“May this feast inspire us to protect the lives of the innocent unborn in our society with greater zeal,” the committee shared on Twitter in 2019. 

In 2020, in remembrance of the feast day, Bishop Michael Burbidge of Arlington, Virginia., tweeted: “Herod did the unthinkable and murdered holy innocent babies. In our age, infants are killed daily through the horror of abortion.
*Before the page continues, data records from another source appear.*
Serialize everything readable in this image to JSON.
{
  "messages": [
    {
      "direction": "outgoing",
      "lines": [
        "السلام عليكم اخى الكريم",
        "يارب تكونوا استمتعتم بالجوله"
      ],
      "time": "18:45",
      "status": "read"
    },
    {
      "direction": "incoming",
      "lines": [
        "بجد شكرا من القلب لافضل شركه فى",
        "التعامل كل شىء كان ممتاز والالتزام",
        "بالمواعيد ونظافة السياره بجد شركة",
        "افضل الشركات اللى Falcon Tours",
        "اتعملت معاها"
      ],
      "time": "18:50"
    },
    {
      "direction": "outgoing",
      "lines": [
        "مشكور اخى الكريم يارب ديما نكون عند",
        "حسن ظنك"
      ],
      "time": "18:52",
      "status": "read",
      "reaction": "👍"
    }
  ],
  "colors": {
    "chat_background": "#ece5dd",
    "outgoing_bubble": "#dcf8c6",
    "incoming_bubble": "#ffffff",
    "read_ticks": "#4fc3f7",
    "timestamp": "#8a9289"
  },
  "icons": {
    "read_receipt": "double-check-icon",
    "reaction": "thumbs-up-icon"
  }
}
In honor of the Holy Innocents, whose feast we celebrate today, we pray for an end to abortion and for the protection and safety of all children.”

How are they martyrs if they did not know Jesus?

The Catechism of the Catholic Church, which summarizes official teaching, defines martyrdom as “the supreme witness given to the truth of the faith: it means bearing witness even unto death.”

According to St. Augustine, the Holy Innocents are indeed martyrs. 

“The precious death of any martyr deserves high praise because of his heroic confession; the death of these children is precious in the sight of God because of the beatitude they gained so quickly,” he is quoted as saying. “For already at the beginning of their lives they pass on. The end of the present life is for them the beginning of glory.”

He concluded, “These then, whom Herod’s cruelty tore as sucklings from their mothers’ bosom, are justly hailed as ‘infant martyr flowers.’”